But for decades the research has shown that all animals, including humans, learn best in the absence of punishment. This includes rewarding positive behavior. The best book I know on parenting, with a totally positive approach, is called Positive Parenting by Glen Latham. This outlines the importance of a positive approach for all children.
Unfortunately, many do not use a completely positive approach, and often include punishment, or the threat of punishment, for kids at homes and at schools. There’s even a bigger issue with disciplining, and especially using punishment for kids with autism and related developmental disorders that are rarely highlighted. Today I am going to highlight some of the considerations for kids with special needs as it comes to discipline and positive parenting.
Autism Discipline: What You Should Not Be Doing
Before I teach you how to discipline a child with autism, let’s talk about what not to do. First, children with autism often have language and cognitive delays, making them incapable of understanding the language of even simple rules such as, we keep our hands to ourselves, or we need to be quiet now. A six-year-old might have the language ability of a two-year-old, and that child cannot be expected to know how to stand in line, keep an appropriate distance from other kids, and wait for his classmates to be ready. All children need to be taught based on their abilities, strengths, and needs, not their actual chronological age. Reprimanding or punishing a child for not following classroom rules when he doesn’t have the ability to comprehend these rules is just inappropriate.

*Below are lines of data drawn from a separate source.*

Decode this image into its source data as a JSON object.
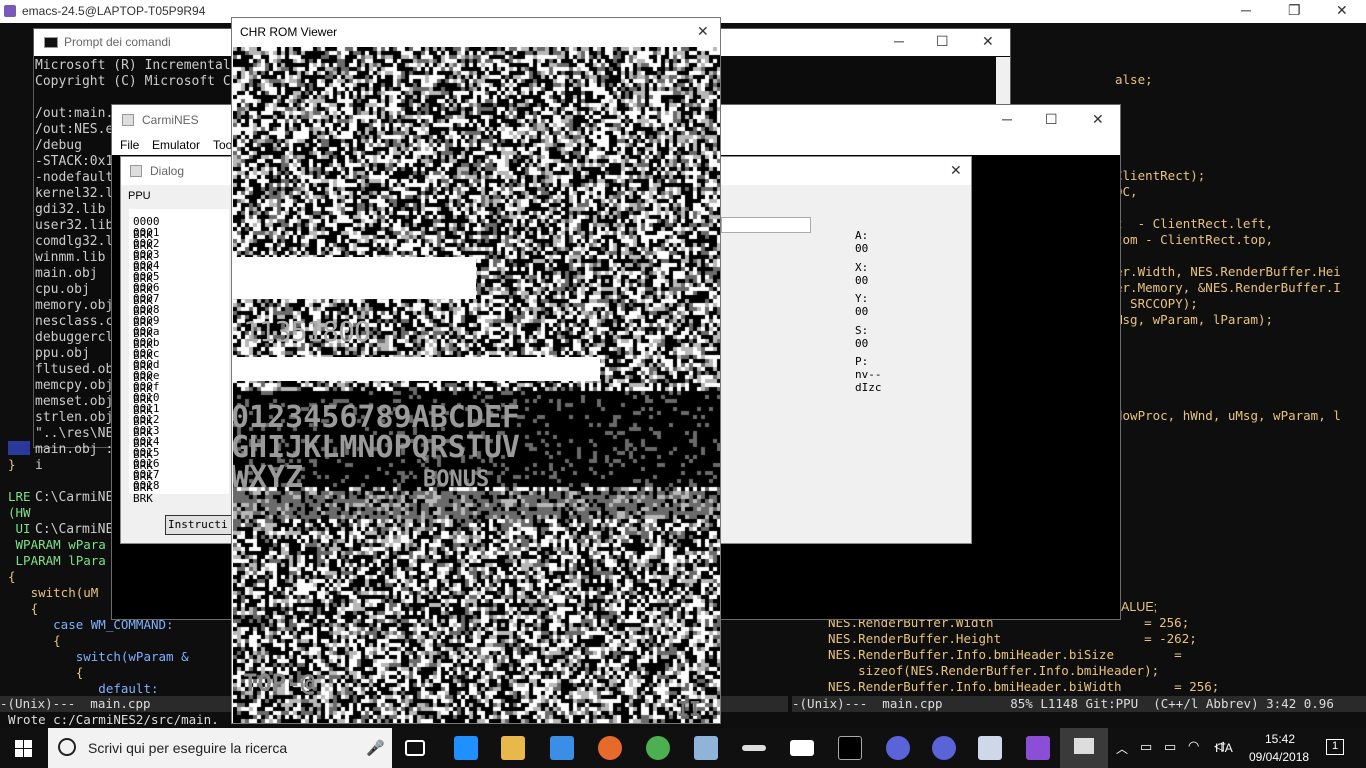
{
  "emacs": {
    "title": "emacs-24.5@LAPTOP-T05P9R94",
    "right_lines": [
      "alse;",
      "",
      "",
      "",
      "",
      "",
      "ClientRect);",
      "DC,",
      "",
      "t  - ClientRect.left,",
      "tom - ClientRect.top,",
      "",
      "er.Width, NES.RenderBuffer.Hei",
      "er.Memory, &NES.RenderBuffer.I",
      "  SRCCOPY);",
      "Msg, wParam, lParam);",
      "",
      "",
      "",
      "",
      "",
      "dowProc, hWnd, uMsg, wParam, l"
    ],
    "bottom_right_lines": [
      "NES.RenderBuffer.Width                    = 256;",
      "NES.RenderBuffer.Height                   = -262;",
      "NES.RenderBuffer.Info.bmiHeader.biSize        =",
      "    sizeof(NES.RenderBuffer.Info.bmiHeader);",
      "NES.RenderBuffer.Info.bmiHeader.biWidth       = 256;"
    ],
    "left_lines": [
      "}",
      "",
      "LRE",
      "(HW",
      " UI",
      " WPARAM wPara",
      " LPARAM lPara",
      "{",
      "   switch(uM",
      "   {",
      "      case WM_COMMAND:",
      "      {",
      "         switch(wParam &",
      "         {",
      "            default:"
    ],
    "value_line": "ALUE;",
    "modeline_left": "-(Unix)---  main.cpp",
    "modeline_right": "-(Unix)---  main.cpp         85% L1148 Git:PPU  (C++/l Abbrev) 3:42 0.96",
    "minibuffer": "Wrote c:/CarmiNES2/src/main."
  },
  "cmd": {
    "title": "Prompt dei comandi",
    "lines": [
      "Microsoft (R) Incremental",
      "Copyright (C) Microsoft C",
      "",
      "/out:main.",
      "/out:NES.e",
      "/debug",
      "-STACK:0x1",
      "-nodefault",
      "kernel32.l",
      "gdi32.lib",
      "user32.lib",
      "comdlg32.l",
      "winmm.lib",
      "main.obj",
      "cpu.obj",
      "memory.obj",
      "nesclass.c",
      "debuggercl",
      "ppu.obj",
      "fltused.ob",
      "memcpy.obj",
      "memset.obj",
      "strlen.obj",
      "\"..\\res\\NE",
      "main.obj :",
      "i",
      "",
      "C:\\CarmiNE",
      "",
      "C:\\CarmiNE"
    ]
  },
  "carmines": {
    "title": "CarmiNES",
    "menu": [
      "File",
      "Emulator",
      "Too"
    ]
  },
  "dialog": {
    "title": "Dialog",
    "group_label": "PPU",
    "instructions": [
      "0000 BRK",
      "0001 BRK",
      "0002 BRK",
      "0003 BRK",
      "0004 BRK",
      "0005 BRK",
      "0006 BRK",
      "0007 BRK",
      "0008 BRK",
      "0009 BRK",
      "000a BRK",
      "000b BRK",
      "000c BRK",
      "000d BRK",
      "000e BRK",
      "000f BRK",
      "0010 BRK",
      "0011 BRK",
      "0012 BRK",
      "0013 BRK",
      "0014 BRK",
      "0015 BRK",
      "0016 BRK",
      "0017 BRK",
      "0018 BRK"
    ],
    "button_label": "Instructi",
    "registers": [
      {
        "label": "A: 00"
      },
      {
        "label": "X: 00"
      },
      {
        "label": "Y: 00"
      },
      {
        "label": "S: 00"
      },
      {
        "label": "P: nv--dIzc"
      }
    ]
  },
  "chr_viewer": {
    "title": "CHR ROM Viewer",
    "score_text": "1135180O",
    "row_digits": "0123456789ABCDEF",
    "row_letters1": "GHIJKLMNOPQRSTUV",
    "row_letters2": "WXYZ",
    "bonus_text": "BONUS",
    "top_text": "TOP-@",
    "pause_text": "II"
  },
  "taskbar": {
    "search_placeholder": "Scrivi qui per eseguire la ricerca",
    "language": "ITA",
    "time": "15:42",
    "date": "09/04/2018",
    "notification_count": "1"
  },
  "colors": {
    "emacs_bg": "#0e0e0e",
    "code_yellow": "#e8c37a",
    "taskbar": "#101010",
    "accent_blue": "#1e90ff"
  }
}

Secondly, many parents and teachers of kids with and without disabilities don’t know how to discipline without threats and punishment. We were never taught this in college or even high school. Even if you took a course in college on classroom management, this classroom management course was not an intense focus on ABA, Applied Behavior Analysis, which is the science of changing socially significant behavior.
The methods used by well-meaning adults, currently, such as time out or yelling, often backfire and children become more disruptive over time, not less. It would be like having me try to fix your car. Since I’m not a mechanic and have no idea what I’m doing, I’d likely make a mess of things just trying to fix the car without education and experience. You may think that reducing problem behaviors is not rocket science, but I’ll tell you, it is complicated. And we can’t just use the techniques used by our parents as a guide for how we should discipline or have a positive parenting approach to raising kids or teaching them at schools. In general, I say that treating problem behavior by just making it up is a bad idea and it almost always makes the situation worse.

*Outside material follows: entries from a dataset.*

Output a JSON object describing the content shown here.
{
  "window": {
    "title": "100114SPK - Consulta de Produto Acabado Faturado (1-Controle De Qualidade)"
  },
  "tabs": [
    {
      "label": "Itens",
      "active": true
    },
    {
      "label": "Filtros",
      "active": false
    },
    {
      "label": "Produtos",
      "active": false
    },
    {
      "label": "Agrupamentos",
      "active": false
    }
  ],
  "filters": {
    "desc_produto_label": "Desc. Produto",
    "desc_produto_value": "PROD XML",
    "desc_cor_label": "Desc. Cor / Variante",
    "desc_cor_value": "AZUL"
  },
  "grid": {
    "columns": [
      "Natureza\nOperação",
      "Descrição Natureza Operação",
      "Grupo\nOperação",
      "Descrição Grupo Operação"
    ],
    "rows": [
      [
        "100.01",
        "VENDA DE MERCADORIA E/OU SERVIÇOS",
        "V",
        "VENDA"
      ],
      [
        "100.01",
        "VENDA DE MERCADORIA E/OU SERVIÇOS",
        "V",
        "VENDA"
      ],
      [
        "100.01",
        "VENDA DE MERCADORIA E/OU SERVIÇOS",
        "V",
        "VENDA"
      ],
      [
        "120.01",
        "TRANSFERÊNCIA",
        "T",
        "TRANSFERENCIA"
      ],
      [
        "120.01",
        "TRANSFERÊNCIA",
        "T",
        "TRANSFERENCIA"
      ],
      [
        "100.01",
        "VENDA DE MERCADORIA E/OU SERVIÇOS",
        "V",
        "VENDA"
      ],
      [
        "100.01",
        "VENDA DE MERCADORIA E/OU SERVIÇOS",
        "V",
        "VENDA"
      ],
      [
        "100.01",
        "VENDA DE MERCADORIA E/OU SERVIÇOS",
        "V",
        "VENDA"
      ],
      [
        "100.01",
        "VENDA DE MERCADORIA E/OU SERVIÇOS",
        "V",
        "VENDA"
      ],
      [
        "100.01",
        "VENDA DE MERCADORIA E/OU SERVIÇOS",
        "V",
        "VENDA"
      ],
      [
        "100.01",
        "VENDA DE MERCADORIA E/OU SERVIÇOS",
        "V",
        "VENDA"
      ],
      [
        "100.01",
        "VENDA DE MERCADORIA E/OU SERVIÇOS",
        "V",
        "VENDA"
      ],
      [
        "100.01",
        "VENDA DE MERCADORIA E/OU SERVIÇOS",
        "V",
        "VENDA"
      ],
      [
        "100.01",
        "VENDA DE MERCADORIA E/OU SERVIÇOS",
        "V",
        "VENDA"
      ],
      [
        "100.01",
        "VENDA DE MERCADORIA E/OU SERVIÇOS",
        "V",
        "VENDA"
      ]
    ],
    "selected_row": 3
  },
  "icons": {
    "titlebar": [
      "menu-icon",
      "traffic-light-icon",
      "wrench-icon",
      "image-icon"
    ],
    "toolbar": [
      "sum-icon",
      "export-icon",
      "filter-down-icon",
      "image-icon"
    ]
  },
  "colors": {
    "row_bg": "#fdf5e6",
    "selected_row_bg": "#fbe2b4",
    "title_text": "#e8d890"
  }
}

Thirdly, time out is one of the most overused disciplines and it’s a procedure used incorrectly most of the time. If time out is used for any child, it should be a rare occurrence and should work quickly to decrease behavior. The problem is, time out is almost never used correctly. As a parent, before I was a Behavior Analyst in the late 1990s, I used time out only a few times with my typically developing son Spencer, and never used it for Lucas, who has moderate to severe autism. As a BCBA since 2003, I’ve recommended time out on very rare occasions after careful assessment and a lot of data and oversight and with always trying a totally positive parenting approach first.
You shouldn’t be using time out daily or even weekly. If you are using time out so frequently, you are being too over-reactive and not preventing things enough. If you’re a professional using time out in any setting this should be a planned procedure approved by the team, including the parents, and you need to be collecting a lot of data using a positive approach in combination with any kind of time out procedure.

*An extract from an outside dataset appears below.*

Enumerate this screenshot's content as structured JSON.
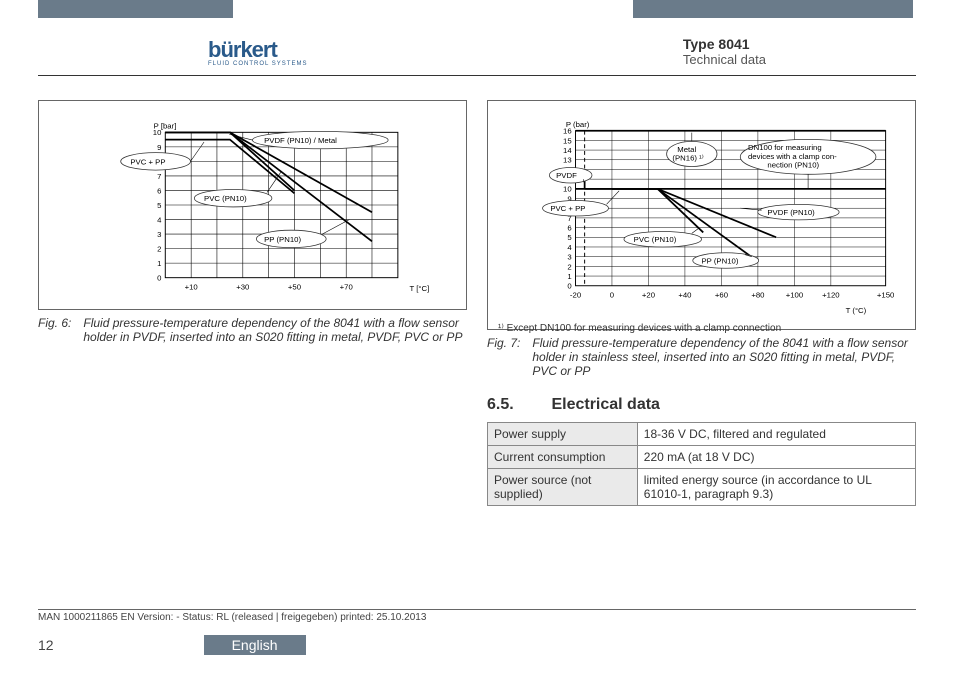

How to Discipline a Child with Autism Using Positive Parenting
Okay, now I’ve told you what not to do. Don’t treat a child based on actual age without considering his language and cognitive abilities, don’t use punishment willy nilly, or on a regular basis, and to really think about the use of time out. Now you’re probably wondering how to discipline a child with autism. I could go on and on for hours and hours, so these are going to just be a few tips.
- Each child with autism deserves an assessment of his or her strengths and needs. You can start with my one-page assessment as part of my three-step guide at marybarbera.com/join.
- If a child has the language ability of a much younger child, don’t expect them to follow the rules. They may need one-on-one support at school, and a lot of attention and teaching at home too, as just one example.
- You need to learn all you can about the science of Applied Behavior Analysis using a positive approach instead of punishment or threats with all the people in your life, especially children with autism.
I hope you enjoyed this video blog about how to discipline a child with autism. If you did, I would love it if you’d leave me a comment. Tell me what your idea of discipline is. Give me a thumbs up, share this video with others who might benefit, and to learn more about how to help children with autism I would like it if you’d download my free 3-step guide to turn autism around for your child or client.